··· Data provided

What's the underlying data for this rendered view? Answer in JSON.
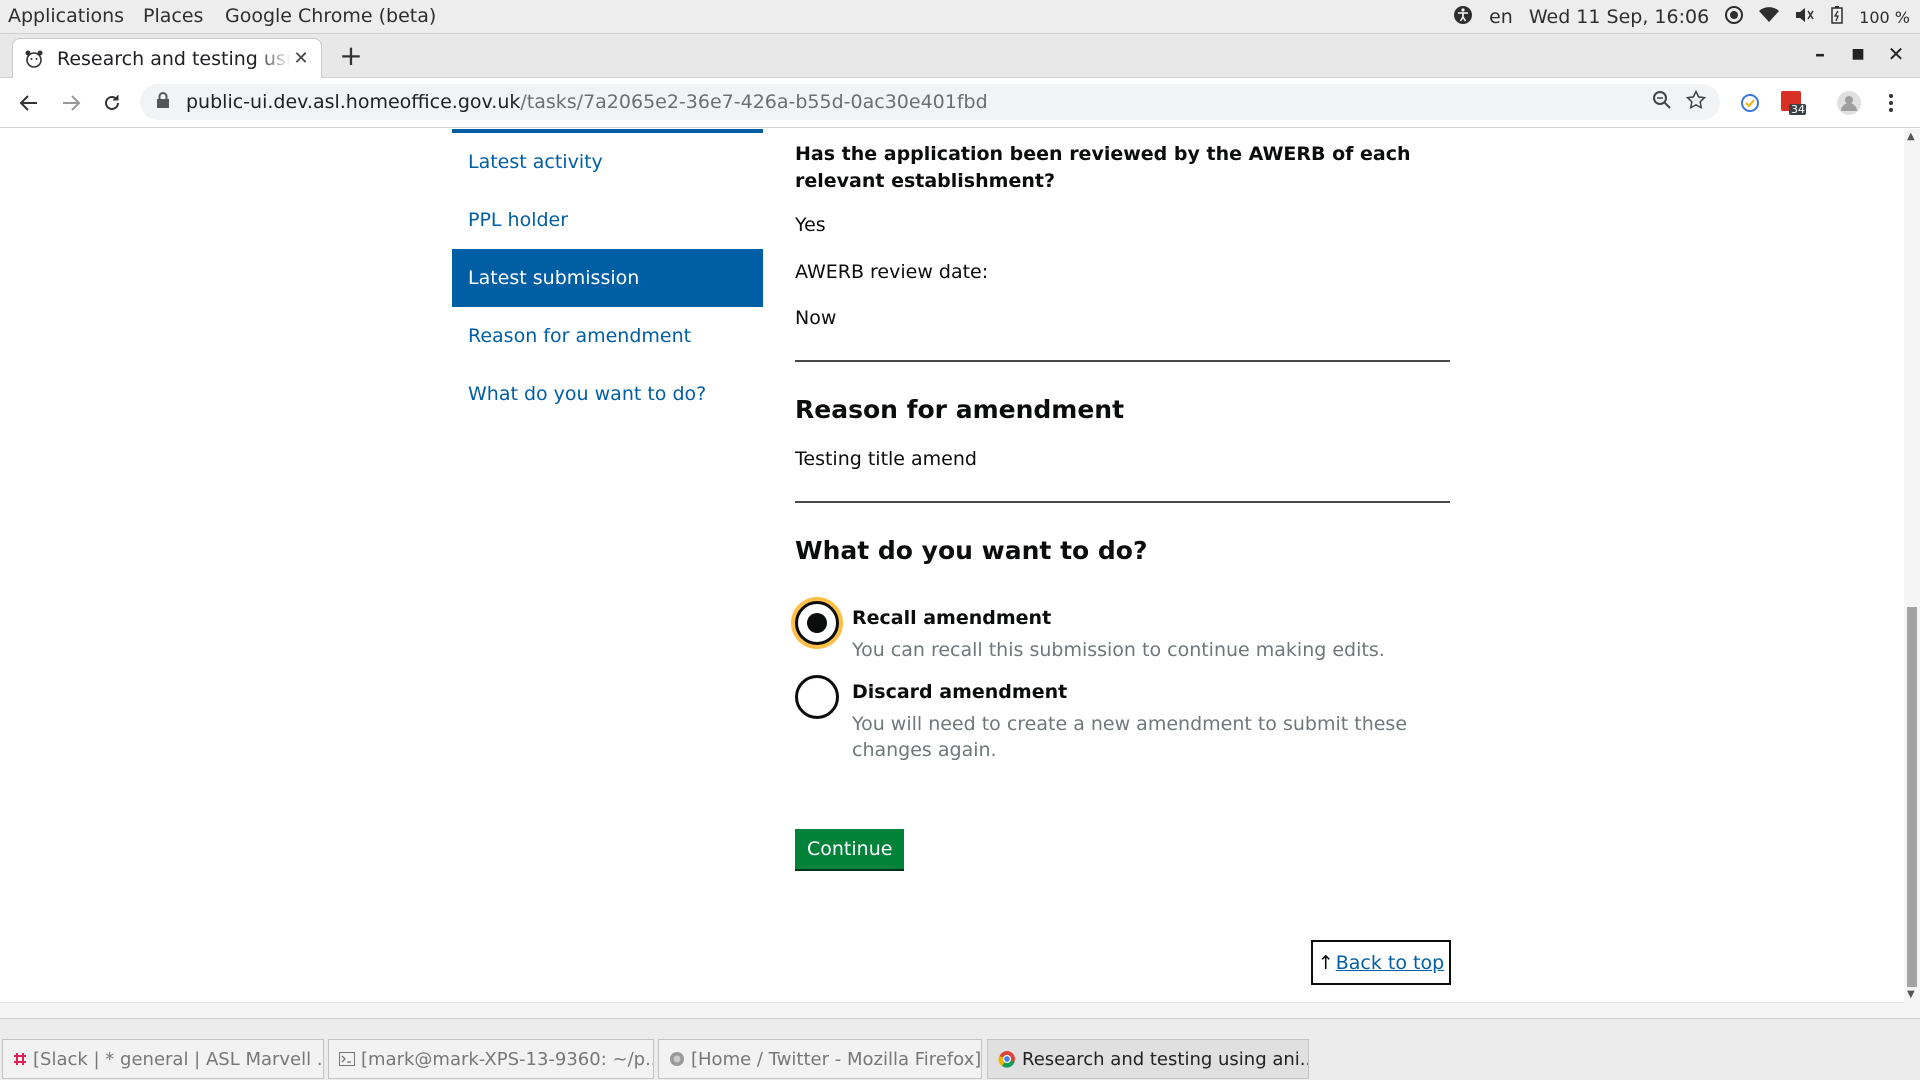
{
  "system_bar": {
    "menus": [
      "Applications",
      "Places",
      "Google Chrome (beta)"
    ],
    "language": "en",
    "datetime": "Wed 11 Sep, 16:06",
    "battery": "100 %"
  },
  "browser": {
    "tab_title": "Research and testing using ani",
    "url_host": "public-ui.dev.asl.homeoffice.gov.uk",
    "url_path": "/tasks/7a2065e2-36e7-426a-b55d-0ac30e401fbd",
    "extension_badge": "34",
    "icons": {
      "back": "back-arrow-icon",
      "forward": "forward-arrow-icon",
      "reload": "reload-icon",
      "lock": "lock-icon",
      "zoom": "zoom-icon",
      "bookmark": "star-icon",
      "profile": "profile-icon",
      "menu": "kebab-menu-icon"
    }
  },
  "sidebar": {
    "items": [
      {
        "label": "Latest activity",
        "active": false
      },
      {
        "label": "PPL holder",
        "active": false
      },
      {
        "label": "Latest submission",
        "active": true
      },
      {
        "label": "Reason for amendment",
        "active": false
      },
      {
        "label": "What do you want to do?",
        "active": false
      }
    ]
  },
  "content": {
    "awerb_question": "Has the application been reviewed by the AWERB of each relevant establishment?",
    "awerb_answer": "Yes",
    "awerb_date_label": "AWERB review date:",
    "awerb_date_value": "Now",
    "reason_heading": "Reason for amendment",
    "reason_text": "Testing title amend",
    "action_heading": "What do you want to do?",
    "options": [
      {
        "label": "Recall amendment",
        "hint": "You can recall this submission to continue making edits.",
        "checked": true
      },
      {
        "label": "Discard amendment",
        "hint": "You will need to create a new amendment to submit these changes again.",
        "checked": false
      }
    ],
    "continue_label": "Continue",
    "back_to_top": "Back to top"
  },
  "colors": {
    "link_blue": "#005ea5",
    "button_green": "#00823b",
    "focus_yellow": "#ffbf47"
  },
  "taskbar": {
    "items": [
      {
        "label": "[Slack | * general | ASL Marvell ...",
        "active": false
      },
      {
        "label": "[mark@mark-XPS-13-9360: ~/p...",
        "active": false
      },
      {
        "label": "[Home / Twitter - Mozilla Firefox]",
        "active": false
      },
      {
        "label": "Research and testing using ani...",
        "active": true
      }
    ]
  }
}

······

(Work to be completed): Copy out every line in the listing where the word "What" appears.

(Expected answer):
What's the underlying data for this rendered view? Answer in JSON.
        "label": "What do you want to do?",
    "action_heading": "What do you want to do?",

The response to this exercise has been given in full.